Suriname's President Desi Bouterse has been sentenced to 20 years of imprisonment for the execution of 15 political opponents. The decision came by the panel of three judges on November 29 that marked the end of a historical trial that began in November 2007. The judges did not issue an arrest warrant. On the other hand, Bouterse's attorney, Irvin Kanhai, immediately appealed against the verdict calling it a pure political vendetta. Bouterse headed the South American nation through the 1980s as chief of a military government and then assumed office in 2010 and secured re-election five years later.
The court ruled that Bouterse had conducted an operation in which soldiers under his direction abducted 16 leading government critics which included lawyers, journalists and university teachers from their homes and killed 15 of them at a fortress in the capital Paramaribo in 1982. Bouterse, 74 is currently in China due to some official works and gave no immediate comment. The leader was expected to return Suriname on Saturday or Sunday, according to the vice president of his National Democratic Party (NDP). The government asked Suriname's inhabitants to keep calm shortly after the court issued its decision.

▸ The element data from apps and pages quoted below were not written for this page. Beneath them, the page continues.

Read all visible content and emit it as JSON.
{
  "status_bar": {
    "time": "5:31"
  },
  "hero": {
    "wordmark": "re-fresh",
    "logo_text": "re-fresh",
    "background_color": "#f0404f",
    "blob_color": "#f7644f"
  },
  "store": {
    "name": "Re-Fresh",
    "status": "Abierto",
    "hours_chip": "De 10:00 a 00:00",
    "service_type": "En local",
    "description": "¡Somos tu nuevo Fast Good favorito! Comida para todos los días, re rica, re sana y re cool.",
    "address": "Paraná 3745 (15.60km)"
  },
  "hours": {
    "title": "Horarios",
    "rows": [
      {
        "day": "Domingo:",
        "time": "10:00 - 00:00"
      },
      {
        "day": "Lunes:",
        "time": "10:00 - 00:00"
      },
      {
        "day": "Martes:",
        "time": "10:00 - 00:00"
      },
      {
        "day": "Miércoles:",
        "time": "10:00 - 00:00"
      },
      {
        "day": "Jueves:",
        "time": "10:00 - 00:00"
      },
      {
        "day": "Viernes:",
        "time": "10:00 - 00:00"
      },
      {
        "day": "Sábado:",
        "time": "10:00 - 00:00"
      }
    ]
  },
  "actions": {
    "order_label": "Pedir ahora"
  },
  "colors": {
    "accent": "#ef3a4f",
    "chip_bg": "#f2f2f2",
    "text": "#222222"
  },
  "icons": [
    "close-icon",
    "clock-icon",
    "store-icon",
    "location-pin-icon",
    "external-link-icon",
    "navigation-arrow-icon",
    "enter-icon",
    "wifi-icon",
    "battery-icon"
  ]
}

The head of the opposition Democratic Alternative '91 party, Angelic del Castillo said that Bouterse had disqualified himself from remaining the leader of Suriname and demanded his resignation immediately. Del Castillo said that it is in the dignity of the office and nation. The court also charged six other former military officers of murder for forcibly removing victims from their homes at night or participating in the shooting. In 1999, Bouterse was also convicted of drug trafficking by a court in the Netherlands, but he denied any wrongdoing. A top judge of Suriname in 2005 convicted Bouterse's son, Dino, of leading a gang that trafficked in cocaine, illegal arms, and stolen luxury cars.